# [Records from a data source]
*** Begin section ***

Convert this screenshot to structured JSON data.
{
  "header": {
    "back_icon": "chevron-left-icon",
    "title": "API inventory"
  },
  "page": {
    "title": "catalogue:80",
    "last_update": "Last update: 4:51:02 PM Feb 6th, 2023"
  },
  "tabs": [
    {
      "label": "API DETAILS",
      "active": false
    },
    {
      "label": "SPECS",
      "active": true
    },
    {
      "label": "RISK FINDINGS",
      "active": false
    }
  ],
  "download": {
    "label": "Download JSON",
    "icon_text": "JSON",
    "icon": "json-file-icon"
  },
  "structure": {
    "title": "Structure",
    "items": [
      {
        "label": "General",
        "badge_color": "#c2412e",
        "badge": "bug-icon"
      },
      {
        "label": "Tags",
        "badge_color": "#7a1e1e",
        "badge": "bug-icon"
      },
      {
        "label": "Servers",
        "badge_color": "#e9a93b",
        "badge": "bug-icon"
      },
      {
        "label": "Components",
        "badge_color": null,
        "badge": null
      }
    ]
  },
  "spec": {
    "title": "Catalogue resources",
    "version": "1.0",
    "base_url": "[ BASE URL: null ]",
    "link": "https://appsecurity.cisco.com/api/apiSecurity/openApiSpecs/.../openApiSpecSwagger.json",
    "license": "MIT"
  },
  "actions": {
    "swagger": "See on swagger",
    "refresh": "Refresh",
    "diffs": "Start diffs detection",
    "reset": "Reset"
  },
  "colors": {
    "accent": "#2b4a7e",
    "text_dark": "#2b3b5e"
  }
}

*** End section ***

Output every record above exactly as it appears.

Convert this screenshot to structured JSON data.
{
  "header": {
    "back_icon": "chevron-left-icon",
    "title": "API inventory"
  },
  "page": {
    "title": "catalogue:80",
    "last_update": "Last update: 4:51:02 PM Feb 6th, 2023"
  },
  "tabs": [
    {
      "label": "API DETAILS",
      "active": false
    },
    {
      "label": "SPECS",
      "active": true
    },
    {
      "label": "RISK FINDINGS",
      "active": false
    }
  ],
  "download": {
    "label": "Download JSON",
    "icon_text": "JSON",
    "icon": "json-file-icon"
  },
  "structure": {
    "title": "Structure",
    "items": [
      {
        "label": "General",
        "badge_color": "#c2412e",
        "badge": "bug-icon"
      },
      {
        "label": "Tags",
        "badge_color": "#7a1e1e",
        "badge": "bug-icon"
      },
      {
        "label": "Servers",
        "badge_color": "#e9a93b",
        "badge": "bug-icon"
      },
      {
        "label": "Components",
        "badge_color": null,
        "badge": null
      }
    ]
  },
  "spec": {
    "title": "Catalogue resources",
    "version": "1.0",
    "base_url": "[ BASE URL: null ]",
    "link": "https://appsecurity.cisco.com/api/apiSecurity/openApiSpecs/.../openApiSpecSwagger.json",
    "license": "MIT"
  },
  "actions": {
    "swagger": "See on swagger",
    "refresh": "Refresh",
    "diffs": "Start diffs detection",
    "reset": "Reset"
  },
  "colors": {
    "accent": "#2b4a7e",
    "text_dark": "#2b3b5e"
  }
}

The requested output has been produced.